_ACTION ITEM_:
Please reproduce the entire listing exactly.

▬▬▬

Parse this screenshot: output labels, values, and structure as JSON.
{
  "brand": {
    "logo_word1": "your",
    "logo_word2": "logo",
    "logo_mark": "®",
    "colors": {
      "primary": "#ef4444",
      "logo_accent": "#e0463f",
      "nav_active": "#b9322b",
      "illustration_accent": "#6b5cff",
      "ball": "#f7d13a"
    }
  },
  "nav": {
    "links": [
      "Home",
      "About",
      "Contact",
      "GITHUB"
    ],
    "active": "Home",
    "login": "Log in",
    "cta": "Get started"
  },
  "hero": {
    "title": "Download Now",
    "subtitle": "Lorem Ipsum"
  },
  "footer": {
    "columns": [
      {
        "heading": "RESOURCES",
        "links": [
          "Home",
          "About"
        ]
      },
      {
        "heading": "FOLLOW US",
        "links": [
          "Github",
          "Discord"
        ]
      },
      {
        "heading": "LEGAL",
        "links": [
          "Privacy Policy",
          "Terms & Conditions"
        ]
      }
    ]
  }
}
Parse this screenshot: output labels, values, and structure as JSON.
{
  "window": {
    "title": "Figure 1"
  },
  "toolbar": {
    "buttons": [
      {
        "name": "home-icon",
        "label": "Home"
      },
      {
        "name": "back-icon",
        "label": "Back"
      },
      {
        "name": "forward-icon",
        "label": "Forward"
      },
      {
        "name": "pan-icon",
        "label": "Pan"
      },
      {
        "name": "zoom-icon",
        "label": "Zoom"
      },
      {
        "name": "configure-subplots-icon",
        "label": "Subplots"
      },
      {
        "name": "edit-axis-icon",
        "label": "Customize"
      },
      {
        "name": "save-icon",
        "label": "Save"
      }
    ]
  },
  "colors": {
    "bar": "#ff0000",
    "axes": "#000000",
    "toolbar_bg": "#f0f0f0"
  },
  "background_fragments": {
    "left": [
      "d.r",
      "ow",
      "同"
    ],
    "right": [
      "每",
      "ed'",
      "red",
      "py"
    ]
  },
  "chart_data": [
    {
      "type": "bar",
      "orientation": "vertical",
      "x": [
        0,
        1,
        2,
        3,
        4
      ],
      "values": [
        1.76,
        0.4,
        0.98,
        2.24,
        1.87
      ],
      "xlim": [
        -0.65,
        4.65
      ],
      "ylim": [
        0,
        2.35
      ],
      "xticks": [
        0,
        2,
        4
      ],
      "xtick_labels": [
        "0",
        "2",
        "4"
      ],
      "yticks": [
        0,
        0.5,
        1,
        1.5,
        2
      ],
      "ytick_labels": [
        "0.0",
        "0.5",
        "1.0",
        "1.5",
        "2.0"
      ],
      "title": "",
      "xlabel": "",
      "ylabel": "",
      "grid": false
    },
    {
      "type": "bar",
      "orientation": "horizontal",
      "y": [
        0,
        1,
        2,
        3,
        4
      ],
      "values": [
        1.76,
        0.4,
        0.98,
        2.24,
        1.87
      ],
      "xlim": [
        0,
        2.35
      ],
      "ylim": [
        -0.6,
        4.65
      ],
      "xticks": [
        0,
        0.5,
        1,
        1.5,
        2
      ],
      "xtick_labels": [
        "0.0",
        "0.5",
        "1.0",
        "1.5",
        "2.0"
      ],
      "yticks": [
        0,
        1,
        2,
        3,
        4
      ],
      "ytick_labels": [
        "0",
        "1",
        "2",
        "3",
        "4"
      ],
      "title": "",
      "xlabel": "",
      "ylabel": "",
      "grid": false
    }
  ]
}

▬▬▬

_ANSWER FOR THE TASK_:
Parse this screenshot: output labels, values, and structure as JSON.
{
  "brand": {
    "logo_word1": "your",
    "logo_word2": "logo",
    "logo_mark": "®",
    "colors": {
      "primary": "#ef4444",
      "logo_accent": "#e0463f",
      "nav_active": "#b9322b",
      "illustration_accent": "#6b5cff",
      "ball": "#f7d13a"
    }
  },
  "nav": {
    "links": [
      "Home",
      "About",
      "Contact",
      "GITHUB"
    ],
    "active": "Home",
    "login": "Log in",
    "cta": "Get started"
  },
  "hero": {
    "title": "Download Now",
    "subtitle": "Lorem Ipsum"
  },
  "footer": {
    "columns": [
      {
        "heading": "RESOURCES",
        "links": [
          "Home",
          "About"
        ]
      },
      {
        "heading": "FOLLOW US",
        "links": [
          "Github",
          "Discord"
        ]
      },
      {
        "heading": "LEGAL",
        "links": [
          "Privacy Policy",
          "Terms & Conditions"
        ]
      }
    ]
  }
}
Parse this screenshot: output labels, values, and structure as JSON.
{
  "window": {
    "title": "Figure 1"
  },
  "toolbar": {
    "buttons": [
      {
        "name": "home-icon",
        "label": "Home"
      },
      {
        "name": "back-icon",
        "label": "Back"
      },
      {
        "name": "forward-icon",
        "label": "Forward"
      },
      {
        "name": "pan-icon",
        "label": "Pan"
      },
      {
        "name": "zoom-icon",
        "label": "Zoom"
      },
      {
        "name": "configure-subplots-icon",
        "label": "Subplots"
      },
      {
        "name": "edit-axis-icon",
        "label": "Customize"
      },
      {
        "name": "save-icon",
        "label": "Save"
      }
    ]
  },
  "colors": {
    "bar": "#ff0000",
    "axes": "#000000",
    "toolbar_bg": "#f0f0f0"
  },
  "background_fragments": {
    "left": [
      "d.r",
      "ow",
      "同"
    ],
    "right": [
      "每",
      "ed'",
      "red",
      "py"
    ]
  },
  "chart_data": [
    {
      "type": "bar",
      "orientation": "vertical",
      "x": [
        0,
        1,
        2,
        3,
        4
      ],
      "values": [
        1.76,
        0.4,
        0.98,
        2.24,
        1.87
      ],
      "xlim": [
        -0.65,
        4.65
      ],
      "ylim": [
        0,
        2.35
      ],
      "xticks": [
        0,
        2,
        4
      ],
      "xtick_labels": [
        "0",
        "2",
        "4"
      ],
      "yticks": [
        0,
        0.5,
        1,
        1.5,
        2
      ],
      "ytick_labels": [
        "0.0",
        "0.5",
        "1.0",
        "1.5",
        "2.0"
      ],
      "title": "",
      "xlabel": "",
      "ylabel": "",
      "grid": false
    },
    {
      "type": "bar",
      "orientation": "horizontal",
      "y": [
        0,
        1,
        2,
        3,
        4
      ],
      "values": [
        1.76,
        0.4,
        0.98,
        2.24,
        1.87
      ],
      "xlim": [
        0,
        2.35
      ],
      "ylim": [
        -0.6,
        4.65
      ],
      "xticks": [
        0,
        0.5,
        1,
        1.5,
        2
      ],
      "xtick_labels": [
        "0.0",
        "0.5",
        "1.0",
        "1.5",
        "2.0"
      ],
      "yticks": [
        0,
        1,
        2,
        3,
        4
      ],
      "ytick_labels": [
        "0",
        "1",
        "2",
        "3",
        "4"
      ],
      "title": "",
      "xlabel": "",
      "ylabel": "",
      "grid": false
    }
  ]
}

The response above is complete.